## ABOUT THIS EXERCISE:
The records that follow must be repeated exactly, minus the images.

[Dataset rows for apps and sites]
»»

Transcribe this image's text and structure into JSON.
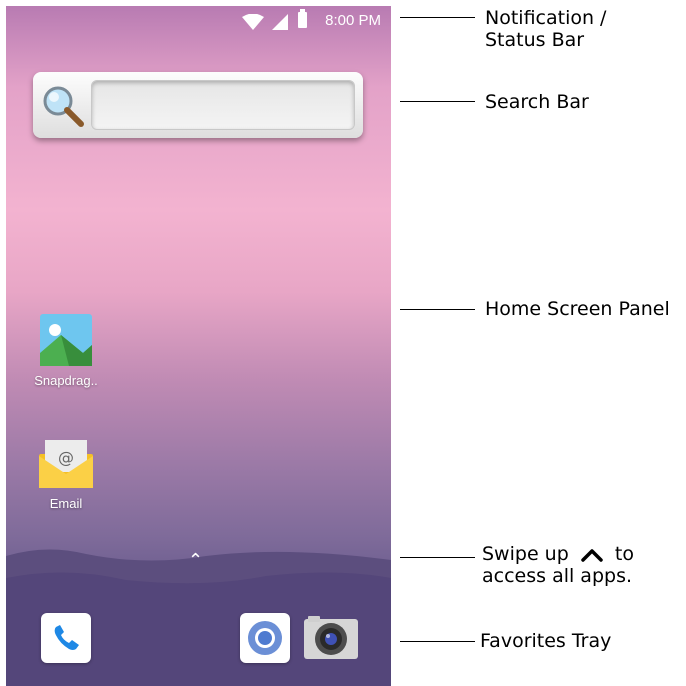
{
  "status_bar": {
    "time": "8:00 PM",
    "icons": [
      "wifi-icon",
      "signal-icon",
      "battery-icon"
    ]
  },
  "search_bar": {
    "icon": "search-icon",
    "value": ""
  },
  "apps": [
    {
      "label": "Snapdrag..",
      "icon": "gallery-icon"
    },
    {
      "label": "Email",
      "icon": "email-icon"
    }
  ],
  "favorites": [
    "phone-icon",
    "chrome-icon",
    "camera-icon"
  ],
  "callouts": {
    "status_line1": "Notification /",
    "status_line2": "Status Bar",
    "search": "Search Bar",
    "home": "Home Screen Panel",
    "swipe_part1": "Swipe up",
    "swipe_part2": "to",
    "swipe_line2": "access all apps.",
    "favorites": "Favorites Tray"
  },
  "colors": {
    "accent_phone": "#1e88e5",
    "wallpaper_top": "#b87bb2",
    "wallpaper_bottom": "#5d507f"
  }
}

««

## SOLUTION:
Transcribe this image's text and structure into JSON.
{
  "status_bar": {
    "time": "8:00 PM",
    "icons": [
      "wifi-icon",
      "signal-icon",
      "battery-icon"
    ]
  },
  "search_bar": {
    "icon": "search-icon",
    "value": ""
  },
  "apps": [
    {
      "label": "Snapdrag..",
      "icon": "gallery-icon"
    },
    {
      "label": "Email",
      "icon": "email-icon"
    }
  ],
  "favorites": [
    "phone-icon",
    "chrome-icon",
    "camera-icon"
  ],
  "callouts": {
    "status_line1": "Notification /",
    "status_line2": "Status Bar",
    "search": "Search Bar",
    "home": "Home Screen Panel",
    "swipe_part1": "Swipe up",
    "swipe_part2": "to",
    "swipe_line2": "access all apps.",
    "favorites": "Favorites Tray"
  },
  "colors": {
    "accent_phone": "#1e88e5",
    "wallpaper_top": "#b87bb2",
    "wallpaper_bottom": "#5d507f"
  }
}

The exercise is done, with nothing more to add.